> To do:
Each entry below must be given again word for word, with no pictures.

***** Source information

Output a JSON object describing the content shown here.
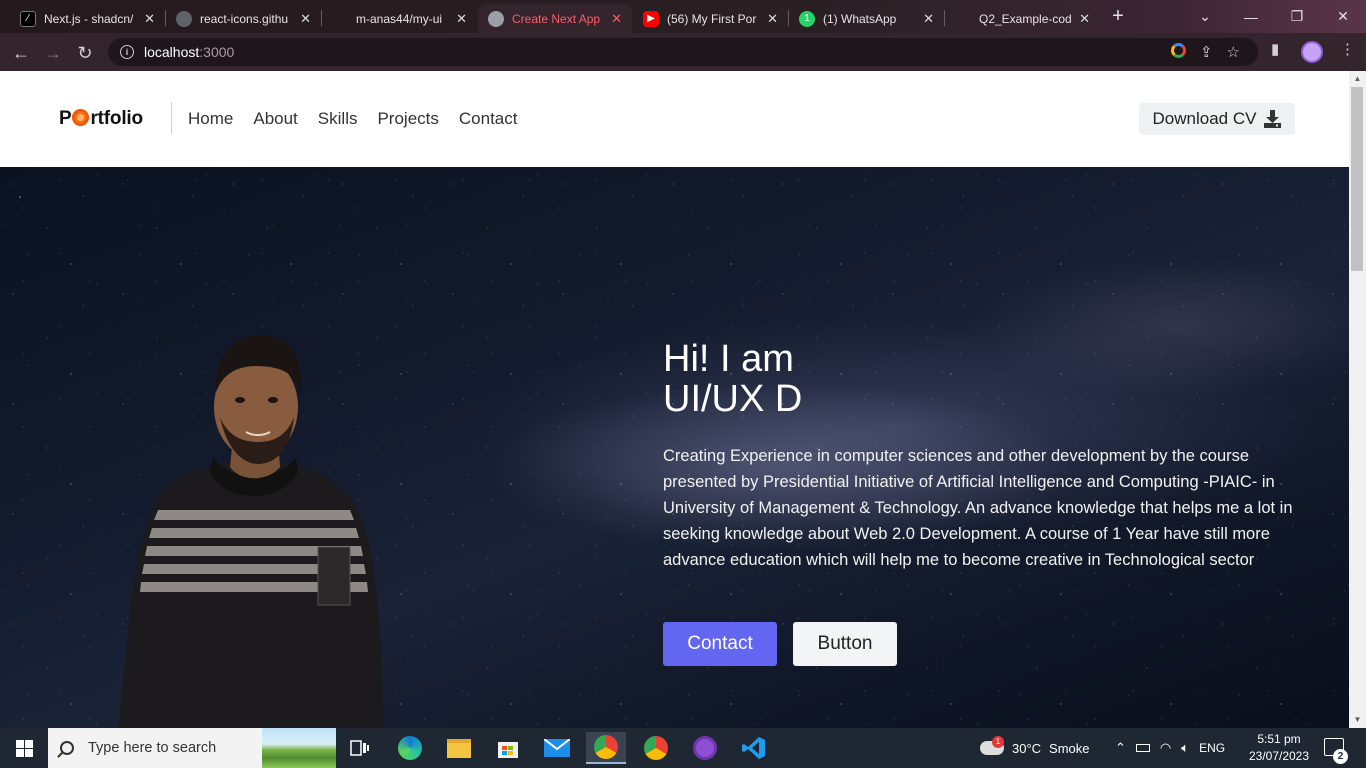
{
  "browser": {
    "tabs": [
      {
        "title": "Next.js - shadcn/",
        "icon": "nextjs-icon",
        "color": "#000000"
      },
      {
        "title": "react-icons.githu",
        "icon": "globe-icon",
        "color": "#5f6368"
      },
      {
        "title": "m-anas44/my-ui",
        "icon": "github-icon",
        "color": "#24292e"
      },
      {
        "title": "Create Next App",
        "icon": "globe-icon",
        "color": "#5f6368",
        "active": true
      },
      {
        "title": "(56) My First Por",
        "icon": "youtube-icon",
        "color": "#ff0000"
      },
      {
        "title": "(1) WhatsApp",
        "icon": "whatsapp-icon",
        "color": "#25d366"
      },
      {
        "title": "Q2_Example-cod",
        "icon": "github-icon",
        "color": "#24292e"
      }
    ],
    "url_host": "localhost",
    "url_port": ":3000",
    "active_tab_color": "#ff5b6a"
  },
  "site": {
    "logo": {
      "prefix": "P",
      "suffix": "rtfolio"
    },
    "nav": [
      "Home",
      "About",
      "Skills",
      "Projects",
      "Contact"
    ],
    "download_cv": "Download CV",
    "hero": {
      "title_line1": "Hi! I am",
      "title_line2": "UI/UX D",
      "description": "Creating Experience in computer sciences and other development by the course presented by Presidential Initiative of Artificial Intelligence and Computing -PIAIC- in University of Management & Technology. An advance knowledge that helps me a lot in seeking knowledge about Web 2.0 Development. A course of 1 Year have still more advance education which will help me to become creative in Technological sector",
      "primary_button": "Contact",
      "secondary_button": "Button"
    },
    "colors": {
      "accent": "#6366f1",
      "logo_orange": "#f97316"
    }
  },
  "taskbar": {
    "search_placeholder": "Type here to search",
    "weather": {
      "temp": "30°C",
      "condition": "Smoke",
      "badge": "1"
    },
    "language": "ENG",
    "time": "5:51 pm",
    "date": "23/07/2023",
    "notifications": "2",
    "apps": [
      "task-view-icon",
      "edge-icon",
      "file-explorer-icon",
      "store-icon",
      "mail-icon",
      "chrome-icon",
      "chrome-profile-icon",
      "github-desktop-icon",
      "vscode-icon"
    ]
  }
}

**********

> Result for this exercise:
Output a JSON object describing the content shown here.
{
  "browser": {
    "tabs": [
      {
        "title": "Next.js - shadcn/",
        "icon": "nextjs-icon",
        "color": "#000000"
      },
      {
        "title": "react-icons.githu",
        "icon": "globe-icon",
        "color": "#5f6368"
      },
      {
        "title": "m-anas44/my-ui",
        "icon": "github-icon",
        "color": "#24292e"
      },
      {
        "title": "Create Next App",
        "icon": "globe-icon",
        "color": "#5f6368",
        "active": true
      },
      {
        "title": "(56) My First Por",
        "icon": "youtube-icon",
        "color": "#ff0000"
      },
      {
        "title": "(1) WhatsApp",
        "icon": "whatsapp-icon",
        "color": "#25d366"
      },
      {
        "title": "Q2_Example-cod",
        "icon": "github-icon",
        "color": "#24292e"
      }
    ],
    "url_host": "localhost",
    "url_port": ":3000",
    "active_tab_color": "#ff5b6a"
  },
  "site": {
    "logo": {
      "prefix": "P",
      "suffix": "rtfolio"
    },
    "nav": [
      "Home",
      "About",
      "Skills",
      "Projects",
      "Contact"
    ],
    "download_cv": "Download CV",
    "hero": {
      "title_line1": "Hi! I am",
      "title_line2": "UI/UX D",
      "description": "Creating Experience in computer sciences and other development by the course presented by Presidential Initiative of Artificial Intelligence and Computing -PIAIC- in University of Management & Technology. An advance knowledge that helps me a lot in seeking knowledge about Web 2.0 Development. A course of 1 Year have still more advance education which will help me to become creative in Technological sector",
      "primary_button": "Contact",
      "secondary_button": "Button"
    },
    "colors": {
      "accent": "#6366f1",
      "logo_orange": "#f97316"
    }
  },
  "taskbar": {
    "search_placeholder": "Type here to search",
    "weather": {
      "temp": "30°C",
      "condition": "Smoke",
      "badge": "1"
    },
    "language": "ENG",
    "time": "5:51 pm",
    "date": "23/07/2023",
    "notifications": "2",
    "apps": [
      "task-view-icon",
      "edge-icon",
      "file-explorer-icon",
      "store-icon",
      "mail-icon",
      "chrome-icon",
      "chrome-profile-icon",
      "github-desktop-icon",
      "vscode-icon"
    ]
  }
}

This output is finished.